SAR’s Academic Freedom Monitoring Project investigates and reports attacks on higher education with the aim of raising awareness, generating advocacy, and increasing protection for scholars, students, and academic communities. Learn more.

Date of Incident: October 15, 2019

Attack Types: Imprisonment | Prosecution

Institution(s):Finnish Meteorological Institute

Region & Country:Eastern Asia | China

New or Ongoing:New Incident

On October 15, 2019, Chinese authorities reportedly detained Wang Zhan (王展), a postdoctoral researcher in meteorology at the Finnish Meteorological Institute (FMI), apparently based on alleged online expression.

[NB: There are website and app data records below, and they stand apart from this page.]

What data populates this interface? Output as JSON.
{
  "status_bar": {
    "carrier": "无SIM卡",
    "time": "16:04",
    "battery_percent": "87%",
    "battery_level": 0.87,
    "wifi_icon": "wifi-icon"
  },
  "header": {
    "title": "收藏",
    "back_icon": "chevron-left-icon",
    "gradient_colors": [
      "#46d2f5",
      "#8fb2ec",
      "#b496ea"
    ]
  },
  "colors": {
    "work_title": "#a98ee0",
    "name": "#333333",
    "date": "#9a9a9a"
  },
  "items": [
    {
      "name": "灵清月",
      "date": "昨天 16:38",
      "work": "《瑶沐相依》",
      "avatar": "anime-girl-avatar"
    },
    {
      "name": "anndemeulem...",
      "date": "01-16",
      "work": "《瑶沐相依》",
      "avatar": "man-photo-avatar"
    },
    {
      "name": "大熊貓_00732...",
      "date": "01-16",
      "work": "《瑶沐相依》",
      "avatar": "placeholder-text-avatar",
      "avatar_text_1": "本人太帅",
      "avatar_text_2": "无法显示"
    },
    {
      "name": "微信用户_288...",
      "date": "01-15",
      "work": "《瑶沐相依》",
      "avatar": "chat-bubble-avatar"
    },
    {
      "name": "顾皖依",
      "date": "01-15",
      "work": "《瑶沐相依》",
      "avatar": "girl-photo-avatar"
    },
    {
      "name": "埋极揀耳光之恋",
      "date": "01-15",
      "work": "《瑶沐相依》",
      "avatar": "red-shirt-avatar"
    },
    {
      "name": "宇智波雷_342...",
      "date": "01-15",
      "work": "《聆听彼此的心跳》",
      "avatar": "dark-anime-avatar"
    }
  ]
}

According to Chinese-language media sources, authorities detained Wang upon his entry to China for a personal visit. He was then transferred to a detention center in Shenyang. Authorities are reportedly holding Wang for “subversion of state power;” however, they have not publicly confirmed this nor have they disclosed the evidentiary basis for Wang’s detention. Media sources as well as a website advocating for his release speculate that Wang was targeted for alleged online expression advocating for the independence of Manchuria, areas of Northeastern China that fell under various states’ control during the first half of the twentieth century. If convicted on a charge of “subverting state power,” Wang could face up to ten years’ imprisonment.

Wang has worked at the FMI since February 2019, according to his LinkedIn account. He reportedly specializes in terrestrial modeling, vegetation dynamics, and climate studies.

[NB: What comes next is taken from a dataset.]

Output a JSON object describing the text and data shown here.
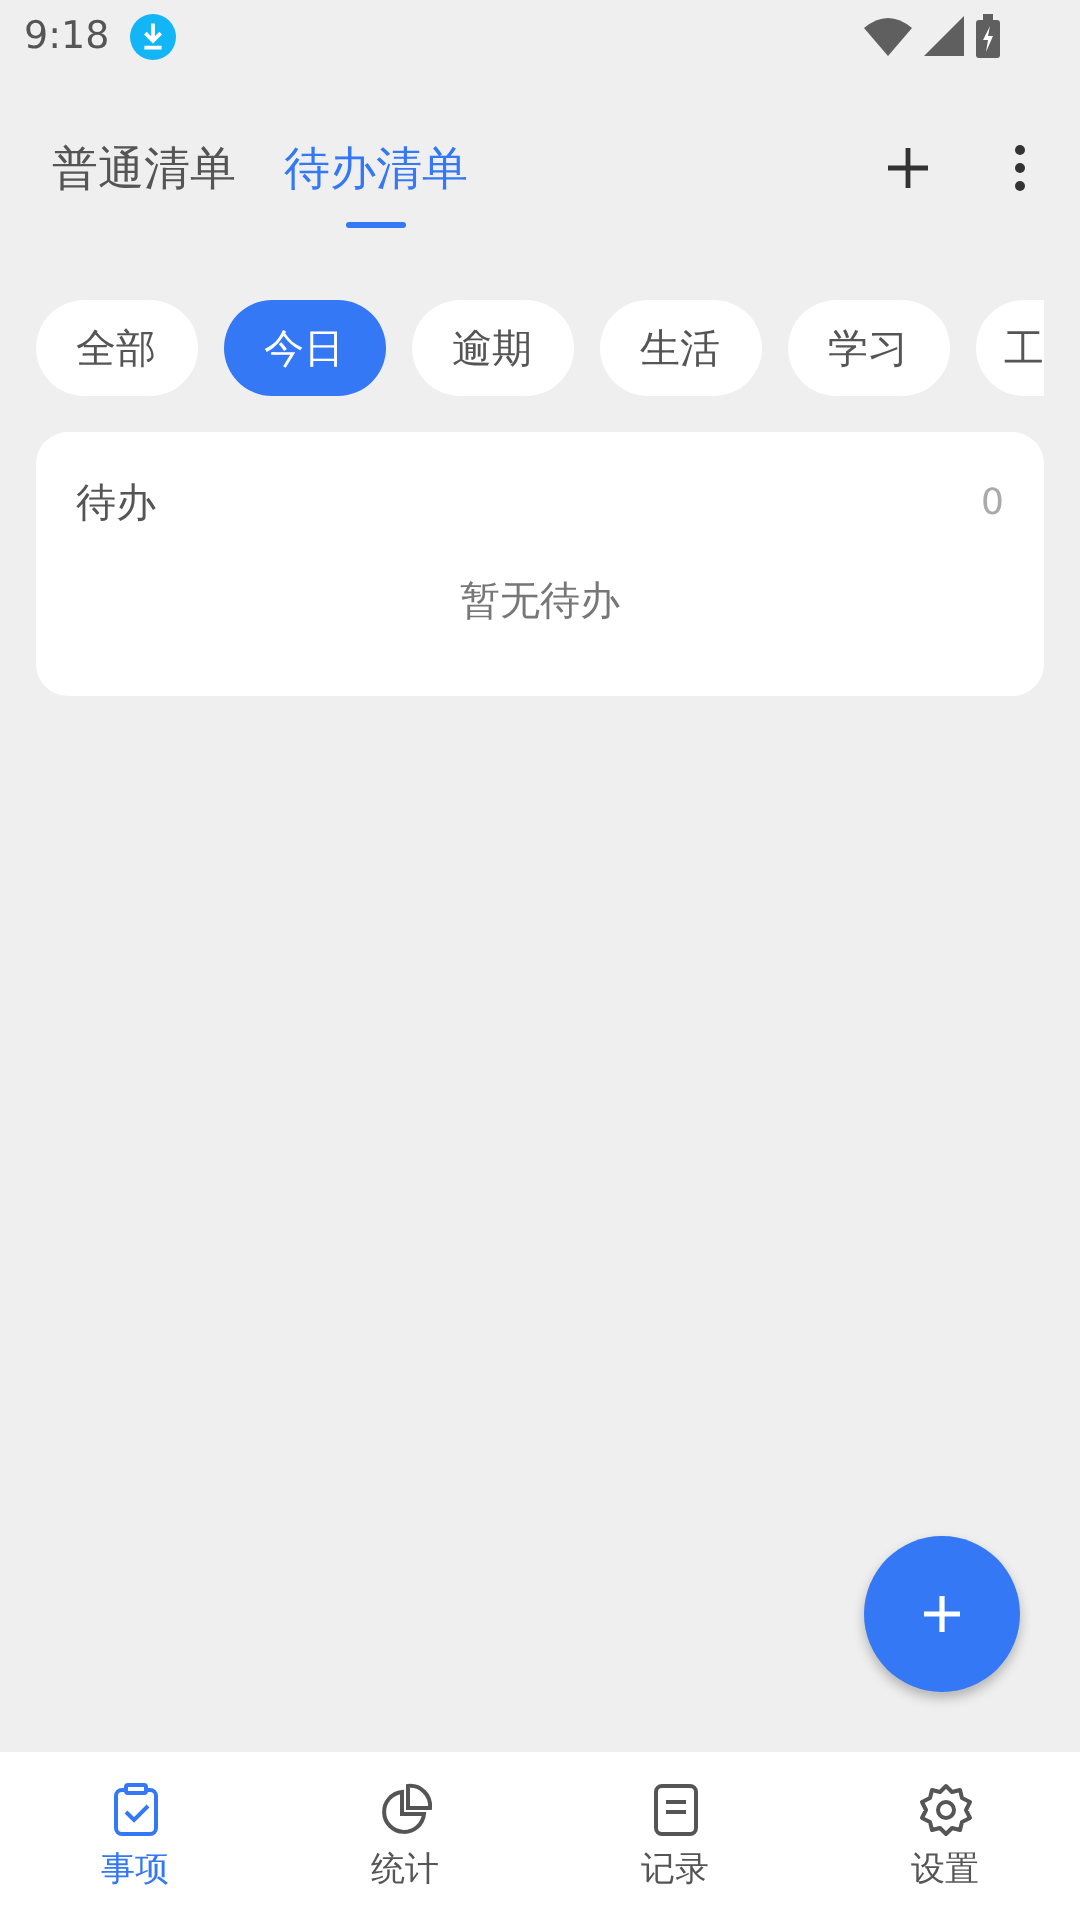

Scholars at Risk is concerned about the arbitrary detention and incarceration of a scholar in apparent retaliation for the nonviolent exercise of the right to freedom of expression — conduct that is expressly protected under international human rights instruments including the Universal Declaration of Human Rights and the International Covenant for Civil and Political Rights, to which China is a signatory. State authorities have an obligation to refrain from restricting, retaliating against, or otherwise interfering with the nonviolent exercise of freedom of expression. In addition to the harm to the immediate victim, such incidents have a chilling effect on academic freedom and undermine democratic society generally.

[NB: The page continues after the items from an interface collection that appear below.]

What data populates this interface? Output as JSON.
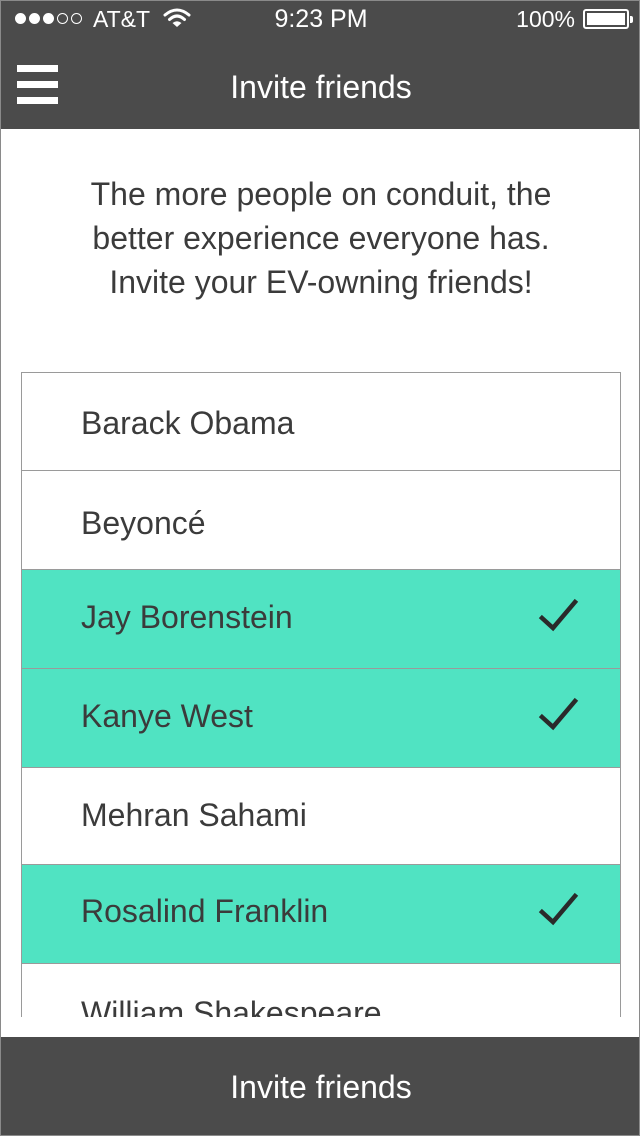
{
  "status_bar": {
    "carrier": "AT&T",
    "time": "9:23 PM",
    "battery_percent": "100%",
    "signal_bars_filled": 3,
    "signal_bars_total": 5,
    "battery_level": 1.0
  },
  "header": {
    "menu_icon": "hamburger-menu-icon",
    "title": "Invite friends"
  },
  "intro": {
    "line1": "The more people on conduit, the",
    "line2": "better experience everyone has.",
    "line3": "Invite your EV-owning friends!"
  },
  "friends": [
    {
      "name": "Barack Obama",
      "selected": false
    },
    {
      "name": "Beyoncé",
      "selected": false
    },
    {
      "name": "Jay Borenstein",
      "selected": true
    },
    {
      "name": "Kanye West",
      "selected": true
    },
    {
      "name": "Mehran Sahami",
      "selected": false
    },
    {
      "name": "Rosalind Franklin",
      "selected": true
    },
    {
      "name": "William Shakespeare",
      "selected": false
    }
  ],
  "footer": {
    "invite_label": "Invite friends"
  },
  "colors": {
    "bar_background": "#4b4b4b",
    "selected_row": "#50e3c2",
    "text": "#3b3b3b",
    "divider": "#9a9a9a"
  },
  "icons": {
    "check": "checkmark-icon",
    "wifi": "wifi-icon",
    "battery": "battery-icon"
  }
}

Correction: An earlier version of this report first named Wang Zhan as “Zhan Wang.”